I study computational linguistics using techniques from cognitive science, machine learning, and natural language processing. I am particularly interested in how people and machines learn and represent the structure of language: What types of computational machinery can explain the linguistic abilities of humans, and how can we instantiate these abilities in machines? Much of my research focuses on neural network language models: What can the success of such systems tell us about human language, and how can ideas from linguistics and cognitive science help us to understand such systems? I am also interested in how we can combine neural networks with other modeling approaches, such as Bayesian models. Occasionally I run human experiments studying how people learn language. Below are some of the more specific topics that I work on.
Computationally modeling language learning: One of the most remarkable aspects of human cognition is our ability to learn language from so little data. Current systems in artificial intelligence are trained on hundreds of billions of words, yet humans can aquire a language from only fifty million words—thousands of times less data! We can also apply what we have learned in novel scenarios that seem to go far beyond our experience. Suppose you’ve heard the phrase the hat is molistic. You would know immediately that it is also grammatical to say the molistic hat—that is, you can readily generalize in a way that puts molistic in a position where it has never appeared before, namely in front of a noun. At the same time, there are interesting constraints on how people generalize: even when they have seen the sentence the baby is asleep, most English speakers think it sounds strange to say the asleep baby.
How can we explain the impressive, nuanced ways in which people learn and generalize? This question is of central importance in linguistics; answering it may also help us to build machines that can learn as rapidly and robustly as humans do. Some of our work in this area involves testing which types of neural network models can generalize in human like ways, developing an approach for combining Bayesian models and neural networks, and running human experiments to test how people generalize when learning a syntactic phenomena. [Technical keywords: inductive bias; the poverty of the stimulus; nativism/empiricism; meta-learning]
Bridging the divide between vectors and symbols: In addition to developing computational characterizations of learning, I am also interested in characterizing the computational nature of representations. For millennia, linguists have analyzed language using symbolic structures, in which discrete units (such as words) are combined in highly structured ways (such as syntax trees). However, the most successful systems for processing language in artificial intelligence are neural networks (such as ChatGPT), which instead represent information using vectors of continuous numbers. Such vectors look nothing like the structured symbolic representations that are standard in linguistics, so how can they encode the structure of language? Answering this question is important for understanding how neural networks operate and how they relate to linguistic theory. Further, it may ultimately lead to insight about how language is represented in the brain, as the brain is also a type of neural network (albeit one that is different in many ways from the networks used in AI), meaning that the brain’s ability to represent language is just as puzzling as the ability of AI systems to do this.
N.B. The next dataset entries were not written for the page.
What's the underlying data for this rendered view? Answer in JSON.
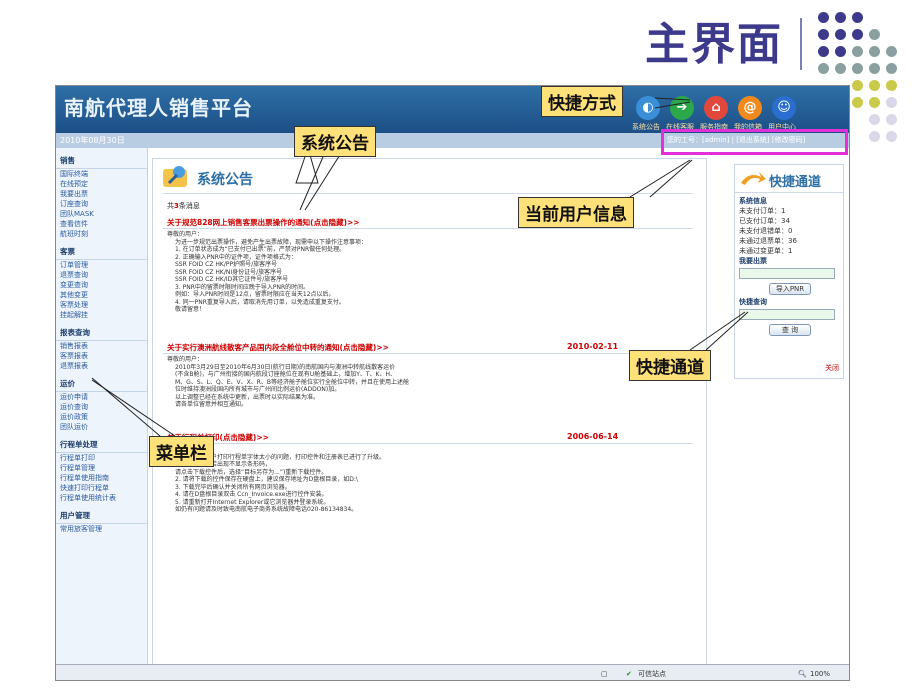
{
  "slide": {
    "title": "主界面"
  },
  "app": {
    "brand": "南航代理人销售平台",
    "date": "2010年08月30日",
    "quick_links": [
      {
        "label": "系统公告",
        "icon": "speaker-icon",
        "color": "#3a8fd8"
      },
      {
        "label": "在线客服",
        "icon": "arrow-right-icon",
        "color": "#2aa84a"
      },
      {
        "label": "服务指南",
        "icon": "guide-icon",
        "color": "#e0483c"
      },
      {
        "label": "我的信箱",
        "icon": "mail-icon",
        "color": "#f08a1c"
      },
      {
        "label": "用户中心",
        "icon": "user-icon",
        "color": "#2a6fd0"
      }
    ],
    "user_info": "您的工号：[admin]    |    [退出系统]  [修改密码]"
  },
  "menu": {
    "sections": [
      {
        "title": "销售",
        "items": [
          "国际终端",
          "在线预定",
          "我要出票",
          "订座查询",
          "团队MASK",
          "查看信件",
          "航班时刻"
        ]
      },
      {
        "title": "客票",
        "items": [
          "订单管理",
          "退票查询",
          "变更查询",
          "其他变更",
          "客票处理",
          "挂起解挂"
        ]
      },
      {
        "title": "报表查询",
        "items": [
          "销售报表",
          "客票报表",
          "退票报表"
        ]
      },
      {
        "title": "运价",
        "items": [
          "运价申请",
          "运价查询",
          "运价政策",
          "团队运价"
        ]
      },
      {
        "title": "行程单处理",
        "items": [
          "行程单打印",
          "行程单管理",
          "行程单使用指南",
          "快速打印行程单",
          "行程单使用统计表"
        ]
      },
      {
        "title": "用户管理",
        "items": [
          "常用旅客管理"
        ]
      }
    ]
  },
  "notices": {
    "header": "系统公告",
    "count_prefix": "共",
    "count": "3",
    "count_suffix": "条消息",
    "items": [
      {
        "title": "关于规范828网上销售客票出票操作的通知(点击隐藏)>>",
        "date": "",
        "body": [
          "尊敬的用户：",
          "为进一步规范出票操作，避免产生出票故障，现需申以下操作注意事项：",
          "1. 在订单状态成为“已支付已出票”前，严禁对PNR做任何处理。",
          "2. 正确输入PNR中的证件项，证件项格式为：",
          "SSR FOID CZ HK/PP护照号/旅客序号",
          "SSR FOID CZ HK/NI身份证号/旅客序号",
          "SSR FOID CZ HK/ID其它证件号/旅客序号",
          "3. PNR中的留票时限时间应晚于导入PNR的时间。",
          "例如：导入PNR时间是12点，留票时限应在当天12点以后。",
          "4. 同一PNR重复导入后，请取消先用订单，以免造成重复支付。",
          "敬请留意！"
        ]
      },
      {
        "title": "关于实行澳洲航线散客产品国内段全舱位中转的通知(点击隐藏)>>",
        "date": "2010-02-11",
        "body": [
          "尊敬的用户：",
          "2010年3月29日至2010年6月30日(航行日期)的南航国内与澳洲中转航线散客运价",
          "(不含B舱)，与广州衔接的国内航段订座舱位在现有U舱基础上，增加Y、T、K、H、",
          "M、G、S、L、Q、E、V、X、R、B等经济舱子舱位实行全舱位中转，并且在使用上述舱",
          "位时维持澳洲段国内所有城市与广州间比例运价(ADDON)加。",
          "以上调整已经在系统中更新，出票时以实际结果为准。",
          "请各单位留意并相互通知。"
        ]
      },
      {
        "title": "关于行程单打印(点击隐藏)>>",
        "date": "2006-06-14",
        "body": [
          "尊敬的用户：",
          "为解决部分用户打印行程单字体太小的问题，打印控件和注册表已进行了升级。",
          "行程单打印时若出现不显示条形码，",
          "请点击下载控件后，选择“目标另存为...”)重新下载控件。",
          "2. 请将下载的控件保存在硬盘上，建议保存地址为D盘根目录，如D:\\",
          "3. 下载完毕后确认并关闭所有网页浏览器。",
          "4. 请在D盘根目录双击 Ccn_Invoice.exe进行控件安装。",
          "5. 请重新打开Internet Explorer或它浏览器并登录系统。",
          "如仍有问题请及时致电南航电子商务系统故障电话020-86134834。"
        ]
      }
    ]
  },
  "quick_channel": {
    "title": "快捷通道",
    "sys_title": "系统信息",
    "stats": [
      {
        "label": "未支付订单：",
        "value": "1"
      },
      {
        "label": "已支付订单：",
        "value": "34"
      },
      {
        "label": "未支付退错单：",
        "value": "0"
      },
      {
        "label": "未通过退票单：",
        "value": "36"
      },
      {
        "label": "未通过变更单：",
        "value": "1"
      }
    ],
    "ticket_title": "我要出票",
    "import_button": "导入PNR",
    "query_title": "快捷查询",
    "query_button": "查 询",
    "close_label": "关闭"
  },
  "statusbar": {
    "zone": "可信站点",
    "zoom": "100%"
  },
  "callouts": {
    "shortcut": "快捷方式",
    "notice": "系统公告",
    "user": "当前用户信息",
    "channel": "快捷通道",
    "menu": "菜单栏"
  },
  "colors": {
    "title": "#3d3a8c",
    "callout_bg": "#ffe17a",
    "highlight_box": "#e32fd8",
    "banner": "#2e6fa6"
  }
}
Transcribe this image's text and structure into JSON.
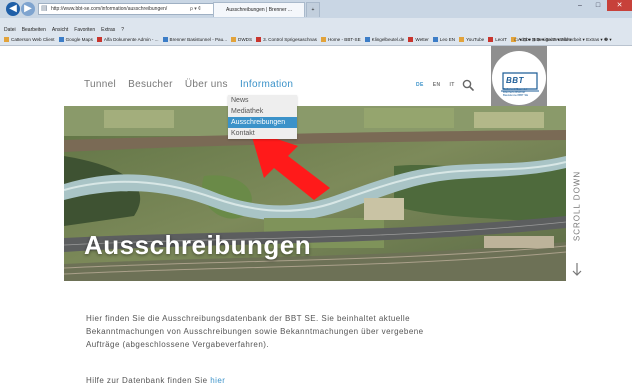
{
  "browser": {
    "address": "http://www.bbt-se.com/information/ausschreibungen/",
    "address_tools": "ρ ▾ ¢",
    "tab_title": "Ausschreibungen | Brenner ...",
    "new_tab": "+",
    "window_buttons": {
      "minimize": "–",
      "maximize": "□",
      "close": "✕"
    },
    "menu": [
      "Datei",
      "Bearbeiten",
      "Ansicht",
      "Favoriten",
      "Extras",
      "?"
    ],
    "favorites": [
      "Catterson Web Client",
      "Google Maps",
      "Alfa Dokumente Admin - ...",
      "Brenner Basistunnel - Pau...",
      "DWDS",
      "3. Control Sprigesaschnas",
      "Home - BBT-SE",
      "Klingelbeutel.de",
      "Wetter",
      "Leo EN",
      "YouTube",
      "LeoIT",
      "Adobe InDesign: Erstellen ..."
    ],
    "command_bar": "☖ ▾ ⊡ ▾ ⊡ ⊕ ▾ Seite ▾ Sicherheit ▾ Extras ▾ ❷ ▾"
  },
  "nav": {
    "items": [
      "Tunnel",
      "Besucher",
      "Über uns",
      "Information"
    ],
    "active": "Information"
  },
  "languages": {
    "de": "DE",
    "en": "EN",
    "it": "IT"
  },
  "logo": {
    "text": "BBT",
    "subtitle": "Galleria di Base del Brennero Brenner Basistunnel BBT SE"
  },
  "dropdown": {
    "items": [
      "News",
      "Mediathek",
      "Ausschreibungen",
      "Kontakt"
    ],
    "selected": "Ausschreibungen"
  },
  "hero": {
    "title": "Ausschreibungen"
  },
  "scroll": {
    "label": "SCROLL DOWN"
  },
  "content": {
    "intro": "Hier finden Sie die Ausschreibungsdatenbank der BBT SE. Sie beinhaltet aktuelle Bekanntmachungen von Ausschreibungen sowie Bekanntmachungen über vergebene Aufträge (abgeschlossene Vergabeverfahren).",
    "help_prefix": "Hilfe zur Datenbank finden Sie ",
    "help_link": "hier"
  },
  "colors": {
    "accent": "#3b92c9",
    "nav_text": "#777777",
    "logo_box": "#8f8f8f",
    "pointer_arrow": "#ff1a1a"
  }
}
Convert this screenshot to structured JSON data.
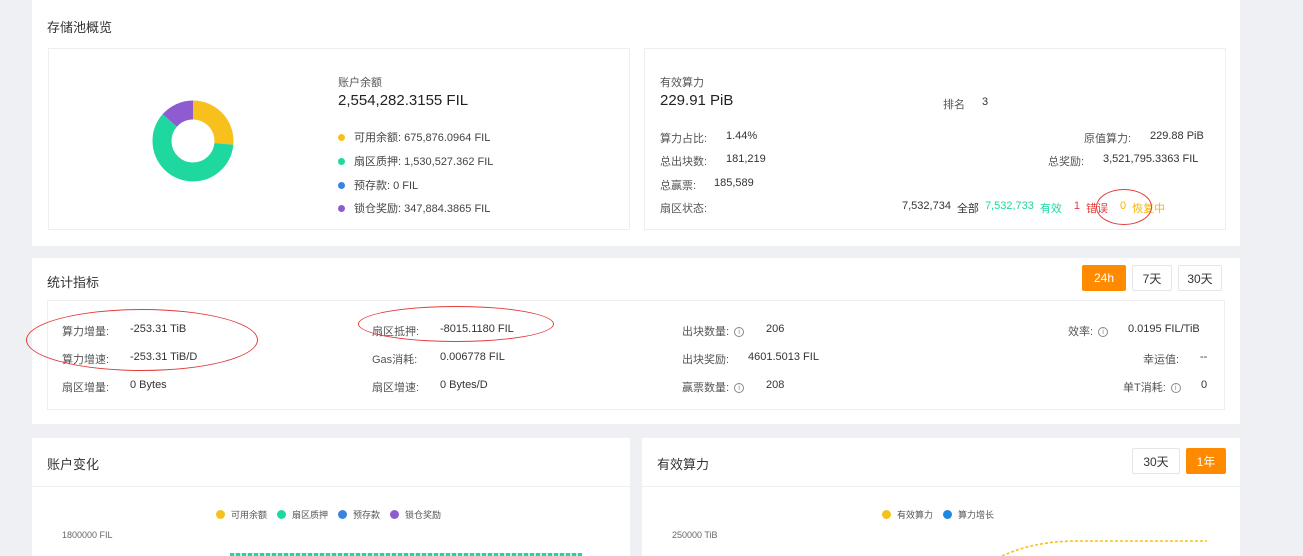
{
  "pool_overview": {
    "title": "存储池概览",
    "balance_label": "账户余额",
    "balance_value": "2,554,282.3155 FIL",
    "legend": [
      {
        "label": "可用余额: 675,876.0964 FIL",
        "color": "#f8c01c"
      },
      {
        "label": "扇区质押: 1,530,527.362 FIL",
        "color": "#1ed8a0"
      },
      {
        "label": "预存款: 0 FIL",
        "color": "#3b82e0"
      },
      {
        "label": "锁仓奖励: 347,884.3865 FIL",
        "color": "#8e5bd0"
      }
    ],
    "donut": {
      "slices": [
        {
          "name": "可用余额",
          "value": 675876.0964,
          "color": "#f8c01c"
        },
        {
          "name": "扇区质押",
          "value": 1530527.362,
          "color": "#1ed8a0"
        },
        {
          "name": "预存款",
          "value": 0,
          "color": "#3b82e0"
        },
        {
          "name": "锁仓奖励",
          "value": 347884.3865,
          "color": "#8e5bd0"
        }
      ]
    },
    "power_label": "有效算力",
    "power_value": "229.91 PiB",
    "rank_label": "排名",
    "rank_value": "3",
    "ratio_label": "算力占比:",
    "ratio_value": "1.44%",
    "raw_label": "原值算力:",
    "raw_value": "229.88 PiB",
    "blocks_label": "总出块数:",
    "blocks_value": "181,219",
    "reward_label": "总奖励:",
    "reward_value": "3,521,795.3363 FIL",
    "tickets_label": "总赢票:",
    "tickets_value": "185,589",
    "sector_label": "扇区状态:",
    "sector_total": "7,532,734",
    "sector_total_label": "全部",
    "sector_active": "7,532,733",
    "sector_active_label": "有效",
    "sector_faulty": "1",
    "sector_faulty_label": "错误",
    "sector_recovering": "0",
    "sector_recovering_label": "恢复中"
  },
  "stats": {
    "title": "统计指标",
    "tabs": [
      {
        "label": "24h",
        "active": true
      },
      {
        "label": "7天",
        "active": false
      },
      {
        "label": "30天",
        "active": false
      }
    ],
    "power_growth_label": "算力增量:",
    "power_growth_value": "-253.31 TiB",
    "power_speed_label": "算力增速:",
    "power_speed_value": "-253.31 TiB/D",
    "sector_growth_label": "扇区增量:",
    "sector_growth_value": "0 Bytes",
    "pledge_label": "扇区抵押:",
    "pledge_value": "-8015.1180 FIL",
    "gas_label": "Gas消耗:",
    "gas_value": "0.006778 FIL",
    "sector_speed_label": "扇区增速:",
    "sector_speed_value": "0 Bytes/D",
    "block_count_label": "出块数量:",
    "block_count_value": "206",
    "block_reward_label": "出块奖励:",
    "block_reward_value": "4601.5013 FIL",
    "win_count_label": "赢票数量:",
    "win_count_value": "208",
    "efficiency_label": "效率:",
    "efficiency_value": "0.0195 FIL/TiB",
    "luck_label": "幸运值:",
    "luck_value": "--",
    "unit_cost_label": "单T消耗:",
    "unit_cost_value": "0",
    "info_glyph": "i"
  },
  "account_change": {
    "title": "账户变化",
    "legend": [
      {
        "label": "可用余额",
        "color": "#f8c01c"
      },
      {
        "label": "扇区质押",
        "color": "#1ed8a0"
      },
      {
        "label": "预存款",
        "color": "#3b82e0"
      },
      {
        "label": "锁仓奖励",
        "color": "#8e5bd0"
      }
    ],
    "y_tick": "1800000 FIL"
  },
  "power_chart": {
    "title": "有效算力",
    "tabs": [
      {
        "label": "30天",
        "active": false
      },
      {
        "label": "1年",
        "active": true
      }
    ],
    "legend": [
      {
        "label": "有效算力",
        "color": "#f8c01c"
      },
      {
        "label": "算力增长",
        "color": "#1e88e5"
      }
    ],
    "y_tick": "250000 TiB"
  }
}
Our work in this area involves testing the hypothesis that neural networks implicitly construct systematic vector representations that capture compositional structure, and showing how encouraging such structure can improve neural network performance. [Technical keywords: compositionality; Tensor Product Representations]
Rethinking how we evaluate systems in artificial intelligence: Pervading all of this work is the need to evaluate computational models of language: in order to reason about what a machine has learned or is representing, we need to determine which aspects of language the machine has captured (or failed to capture). The standard approach for evaluating systems in artificial intelligence is to collect a set of examples and then partition it randomly into some examples that are used for training and others that are used for testing. There is an important shortcoming of this approach: a system can succeed on a randomly-partitioned test set by learning shallow heuristics that succeed for frequent example types but fail on rarer cases. I am interested in developing more targeted approaches for evaluation—approaches that are driven by hypotheses about what strategies a system may be using and that use controlled stimuli to disentangle these possible strategies (e.g., is the system processing sentences in a way that factors in the sentence’s syntactic structure, or does it instead treat the sentence as an unordered bag of words?) Using this general paradigm, we have developed evaluations that illustrate ways in which a model’s training task can explain model shortcomings, evaluations that test for the use of brittle syntax-insensitive heuristics, evaluations that test for model variability across random reruns, and evaluations that explore the influence of training data memorization on model performance.